In the seventeenth century, de la Loubere found a technique for constructing magic squares of order \(n\), where \(n\) is odd. The method (as stated in Brualdi) is described as follows:
- First, a 1 is placed in the middle square of the top row.
- The successive integers are then placed in their natural order (i.e. 2, 3, 4, ...) along a diagonal line that slopes upward and to the right, with the following modifications:
- When the top row is reached, the next integer is put in the bottom row as if it came immediately above the top row.
- When the right-hand column is reached, the next integer is put in the left-hand column as if it had immediately succeeded the right-hand column.

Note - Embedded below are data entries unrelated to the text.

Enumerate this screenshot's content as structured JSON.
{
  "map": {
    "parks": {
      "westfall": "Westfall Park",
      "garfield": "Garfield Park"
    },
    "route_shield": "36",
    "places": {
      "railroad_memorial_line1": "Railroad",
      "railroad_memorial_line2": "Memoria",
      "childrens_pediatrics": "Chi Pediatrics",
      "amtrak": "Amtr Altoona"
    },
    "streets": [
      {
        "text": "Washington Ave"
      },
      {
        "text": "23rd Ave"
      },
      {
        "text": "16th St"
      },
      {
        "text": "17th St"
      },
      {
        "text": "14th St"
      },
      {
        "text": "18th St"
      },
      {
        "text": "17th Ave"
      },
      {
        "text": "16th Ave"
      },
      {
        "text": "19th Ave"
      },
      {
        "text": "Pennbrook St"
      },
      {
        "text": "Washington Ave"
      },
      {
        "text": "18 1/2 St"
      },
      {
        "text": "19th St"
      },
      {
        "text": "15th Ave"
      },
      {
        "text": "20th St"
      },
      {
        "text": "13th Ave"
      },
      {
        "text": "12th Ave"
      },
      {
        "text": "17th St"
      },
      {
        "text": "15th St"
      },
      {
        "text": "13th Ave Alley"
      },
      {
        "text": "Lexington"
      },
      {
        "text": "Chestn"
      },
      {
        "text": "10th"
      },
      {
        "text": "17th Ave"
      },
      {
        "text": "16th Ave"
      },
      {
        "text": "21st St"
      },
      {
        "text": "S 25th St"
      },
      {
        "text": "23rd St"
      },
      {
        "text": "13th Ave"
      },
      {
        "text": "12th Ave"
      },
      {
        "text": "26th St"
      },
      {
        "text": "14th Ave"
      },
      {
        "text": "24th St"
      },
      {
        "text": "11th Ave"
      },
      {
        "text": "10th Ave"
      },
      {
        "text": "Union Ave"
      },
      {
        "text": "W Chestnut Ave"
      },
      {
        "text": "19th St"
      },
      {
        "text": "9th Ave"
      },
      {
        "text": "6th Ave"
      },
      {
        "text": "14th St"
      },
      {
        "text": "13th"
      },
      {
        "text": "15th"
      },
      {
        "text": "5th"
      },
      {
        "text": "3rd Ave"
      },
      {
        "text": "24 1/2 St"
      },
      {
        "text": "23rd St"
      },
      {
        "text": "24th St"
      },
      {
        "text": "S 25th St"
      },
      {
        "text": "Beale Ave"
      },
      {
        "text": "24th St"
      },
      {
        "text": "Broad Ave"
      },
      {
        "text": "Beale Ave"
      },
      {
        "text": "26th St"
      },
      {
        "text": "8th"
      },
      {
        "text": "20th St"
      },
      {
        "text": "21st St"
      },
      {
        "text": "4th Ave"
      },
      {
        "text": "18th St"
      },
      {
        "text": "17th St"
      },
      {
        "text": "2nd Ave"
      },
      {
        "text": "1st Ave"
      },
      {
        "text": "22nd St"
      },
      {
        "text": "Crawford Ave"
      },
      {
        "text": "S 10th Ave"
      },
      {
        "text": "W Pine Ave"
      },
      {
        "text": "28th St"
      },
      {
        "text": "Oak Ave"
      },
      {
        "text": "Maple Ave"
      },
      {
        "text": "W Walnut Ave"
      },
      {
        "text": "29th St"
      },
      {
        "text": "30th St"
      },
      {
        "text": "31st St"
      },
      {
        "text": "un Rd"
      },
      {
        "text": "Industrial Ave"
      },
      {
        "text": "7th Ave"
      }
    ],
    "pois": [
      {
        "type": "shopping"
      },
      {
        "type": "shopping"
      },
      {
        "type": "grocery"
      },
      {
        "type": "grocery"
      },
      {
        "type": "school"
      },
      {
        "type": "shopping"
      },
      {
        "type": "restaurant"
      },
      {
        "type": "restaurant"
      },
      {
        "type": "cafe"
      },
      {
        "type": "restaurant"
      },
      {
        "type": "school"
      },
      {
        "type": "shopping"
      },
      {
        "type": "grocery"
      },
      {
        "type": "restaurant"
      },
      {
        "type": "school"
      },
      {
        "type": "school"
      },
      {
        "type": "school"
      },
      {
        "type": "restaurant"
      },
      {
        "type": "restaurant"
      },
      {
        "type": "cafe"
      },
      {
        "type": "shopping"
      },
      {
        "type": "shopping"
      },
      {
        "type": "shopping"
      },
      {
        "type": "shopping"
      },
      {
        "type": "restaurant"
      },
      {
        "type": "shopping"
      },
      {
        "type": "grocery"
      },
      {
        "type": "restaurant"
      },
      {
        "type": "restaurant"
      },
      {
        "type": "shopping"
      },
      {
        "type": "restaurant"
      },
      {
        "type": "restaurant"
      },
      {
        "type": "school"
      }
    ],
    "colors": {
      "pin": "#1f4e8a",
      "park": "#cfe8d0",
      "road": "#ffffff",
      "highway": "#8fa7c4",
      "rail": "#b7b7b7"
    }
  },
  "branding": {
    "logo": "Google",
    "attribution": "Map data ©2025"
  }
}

- When a square that has already been filled is reached or when the top right-hand square is reached, the next integer is placed in the square immediately below the last square that was filled.
Now, construct a magic square of order 11 using the above method. Among the numbers in the right-hand column, how many are odd?